By 2010, Longo and his team had a
sample of 15,158 clearly rotating spiral galaxies, the farthest 1.2 billion
light years away. In most sectors of the northern sky, equal numbers of
galaxies were rotating to the right, or clockwise, and to the left,
anticlockwise. But along one direction, at about 10 degrees to our own
galaxy's spin axis, there were more left-handed spirals than right-handed
Longo looked at the southern sky, which is not covered by the
SDSS. Stretching off as far as the telescope could see, along the same axis
in the southern sky, he saw an excess of right-handed spirals. It was the
opposite view of the same effect.
Longo says that if the asymmetry is
real, the universe has a net angular momentum and was born in a spin.
Experiments in the sixties showed that CP symmetry, parity (P) and
charge (C) conservation together, is broken in nature. In 1967, Soviet
physicist Andrei Sakharov showed that CP violation in the early universe
could explain the predominance of matter over antimatter in the universe.
In 2004, Alexander, then at the Stanford Linear Accelerator Center
in Menlo Park, California, and colleagues showed that if gravity violated
parity in the first instants after the big bang, that would have produced
asymmetric gravitational waves, causing inflation to produce more matter
The cosmic microwave background has a uniform
temperature of some 2.7 K, but look closely and you see warmer and colder
spots. On the very largest scales, some of the spots seem to line up in a
direction dubbed the "axis of evil". The axis along which galaxies seem to
be rotating with the same handedness is roughly the axis of evil.
Longo suggests that an initially spinning universe brought on a
parity-violating asymmetry in gravity that allowed matter to prevail over
antimatter. And that process left the axis of evil in the cosmic background
radiation and the inconspicuous alignment of galaxies that he spotted.
AR Kurt Gödel found

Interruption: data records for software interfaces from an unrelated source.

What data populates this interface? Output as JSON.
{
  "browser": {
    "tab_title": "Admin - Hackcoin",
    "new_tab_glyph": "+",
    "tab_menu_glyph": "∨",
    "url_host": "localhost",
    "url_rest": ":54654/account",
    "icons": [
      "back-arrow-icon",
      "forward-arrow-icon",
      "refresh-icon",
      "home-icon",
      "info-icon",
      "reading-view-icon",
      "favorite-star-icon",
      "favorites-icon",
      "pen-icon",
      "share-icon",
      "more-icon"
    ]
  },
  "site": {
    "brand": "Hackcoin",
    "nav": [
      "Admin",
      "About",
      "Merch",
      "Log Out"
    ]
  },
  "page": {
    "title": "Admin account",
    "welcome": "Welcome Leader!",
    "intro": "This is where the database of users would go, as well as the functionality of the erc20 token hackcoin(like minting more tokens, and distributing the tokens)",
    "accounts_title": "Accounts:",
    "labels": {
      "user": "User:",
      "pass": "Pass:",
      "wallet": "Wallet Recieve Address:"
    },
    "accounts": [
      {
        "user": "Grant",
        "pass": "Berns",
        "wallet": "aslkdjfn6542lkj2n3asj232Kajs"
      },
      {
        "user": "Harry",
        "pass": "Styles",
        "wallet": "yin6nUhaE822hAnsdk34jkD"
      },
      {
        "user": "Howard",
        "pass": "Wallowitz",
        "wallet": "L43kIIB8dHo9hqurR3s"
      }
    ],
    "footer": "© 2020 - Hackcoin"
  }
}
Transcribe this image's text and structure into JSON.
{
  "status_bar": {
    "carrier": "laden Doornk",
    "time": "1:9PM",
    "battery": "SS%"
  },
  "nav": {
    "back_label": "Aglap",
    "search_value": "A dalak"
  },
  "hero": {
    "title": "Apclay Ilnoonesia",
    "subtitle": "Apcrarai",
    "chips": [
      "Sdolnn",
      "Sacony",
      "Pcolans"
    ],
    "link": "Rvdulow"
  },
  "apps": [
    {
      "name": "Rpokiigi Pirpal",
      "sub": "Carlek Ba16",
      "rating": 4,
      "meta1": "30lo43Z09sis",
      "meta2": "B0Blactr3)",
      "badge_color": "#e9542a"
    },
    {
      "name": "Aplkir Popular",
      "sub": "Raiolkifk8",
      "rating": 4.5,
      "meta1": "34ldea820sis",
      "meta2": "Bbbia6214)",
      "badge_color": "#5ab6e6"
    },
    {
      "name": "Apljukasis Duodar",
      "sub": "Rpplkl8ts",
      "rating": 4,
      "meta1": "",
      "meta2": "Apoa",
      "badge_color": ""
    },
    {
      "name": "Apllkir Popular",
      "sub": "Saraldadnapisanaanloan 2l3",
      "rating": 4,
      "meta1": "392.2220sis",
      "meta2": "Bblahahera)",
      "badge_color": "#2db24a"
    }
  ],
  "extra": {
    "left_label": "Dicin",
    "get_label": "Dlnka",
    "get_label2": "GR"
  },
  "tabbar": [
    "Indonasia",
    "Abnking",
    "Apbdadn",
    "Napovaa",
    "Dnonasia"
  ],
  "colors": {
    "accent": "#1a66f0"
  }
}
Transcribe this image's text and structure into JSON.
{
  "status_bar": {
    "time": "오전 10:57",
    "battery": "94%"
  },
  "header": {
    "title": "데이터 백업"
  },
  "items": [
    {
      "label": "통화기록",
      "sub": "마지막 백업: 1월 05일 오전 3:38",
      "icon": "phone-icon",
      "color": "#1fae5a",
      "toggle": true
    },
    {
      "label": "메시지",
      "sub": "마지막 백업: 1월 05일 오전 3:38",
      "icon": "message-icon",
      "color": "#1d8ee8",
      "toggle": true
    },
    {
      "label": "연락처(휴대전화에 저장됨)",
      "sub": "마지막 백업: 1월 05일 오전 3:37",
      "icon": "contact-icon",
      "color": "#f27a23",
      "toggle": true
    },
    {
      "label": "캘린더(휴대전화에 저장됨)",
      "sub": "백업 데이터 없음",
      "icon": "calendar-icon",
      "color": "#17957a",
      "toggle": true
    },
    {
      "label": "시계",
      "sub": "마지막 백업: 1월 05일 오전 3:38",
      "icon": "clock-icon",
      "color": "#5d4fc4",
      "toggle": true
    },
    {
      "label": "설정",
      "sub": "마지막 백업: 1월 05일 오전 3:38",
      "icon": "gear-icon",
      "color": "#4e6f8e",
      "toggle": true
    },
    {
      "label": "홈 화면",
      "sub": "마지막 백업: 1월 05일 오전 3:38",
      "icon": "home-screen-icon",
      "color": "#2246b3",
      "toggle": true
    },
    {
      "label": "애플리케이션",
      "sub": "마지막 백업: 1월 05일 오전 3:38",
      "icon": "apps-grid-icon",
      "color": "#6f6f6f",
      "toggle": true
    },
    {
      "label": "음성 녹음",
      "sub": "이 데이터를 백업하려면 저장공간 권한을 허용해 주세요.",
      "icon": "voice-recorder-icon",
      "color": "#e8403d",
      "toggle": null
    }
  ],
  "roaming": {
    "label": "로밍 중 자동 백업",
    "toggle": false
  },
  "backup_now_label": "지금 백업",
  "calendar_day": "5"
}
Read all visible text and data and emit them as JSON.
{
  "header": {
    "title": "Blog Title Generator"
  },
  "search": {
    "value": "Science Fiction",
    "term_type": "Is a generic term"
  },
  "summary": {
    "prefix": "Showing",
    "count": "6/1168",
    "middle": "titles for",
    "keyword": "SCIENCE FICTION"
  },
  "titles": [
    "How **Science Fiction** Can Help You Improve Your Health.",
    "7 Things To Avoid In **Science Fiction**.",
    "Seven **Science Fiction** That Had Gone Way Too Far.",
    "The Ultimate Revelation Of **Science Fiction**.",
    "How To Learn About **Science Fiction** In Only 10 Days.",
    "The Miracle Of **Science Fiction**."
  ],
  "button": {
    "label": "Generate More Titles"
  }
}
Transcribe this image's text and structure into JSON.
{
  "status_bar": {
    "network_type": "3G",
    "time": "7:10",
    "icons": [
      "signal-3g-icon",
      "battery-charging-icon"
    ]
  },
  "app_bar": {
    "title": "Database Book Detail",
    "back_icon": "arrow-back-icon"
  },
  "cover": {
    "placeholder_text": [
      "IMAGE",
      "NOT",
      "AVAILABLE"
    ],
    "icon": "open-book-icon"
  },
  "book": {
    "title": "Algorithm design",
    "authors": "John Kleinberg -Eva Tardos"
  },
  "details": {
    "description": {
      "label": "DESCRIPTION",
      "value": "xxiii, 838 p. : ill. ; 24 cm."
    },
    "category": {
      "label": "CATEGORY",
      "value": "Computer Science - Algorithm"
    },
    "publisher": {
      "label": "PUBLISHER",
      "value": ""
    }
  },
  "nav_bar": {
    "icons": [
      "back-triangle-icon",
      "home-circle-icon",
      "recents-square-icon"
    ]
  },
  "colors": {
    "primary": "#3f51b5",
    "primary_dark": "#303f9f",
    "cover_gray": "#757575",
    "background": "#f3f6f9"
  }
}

time-loop solutions of Einstein's cosmological equations that required the
universe to be spinning. Einstein refused to take them seriously. He admired
Gödel's mathematical abilities but thought he had no feeling for physics. If
the universe really is spinning, time loops could exist, this mortal coil
could coil back on itself, Nietzsche's eternal recurrence could become more
than a poetic metaphor, and we would all be scrambling to revise our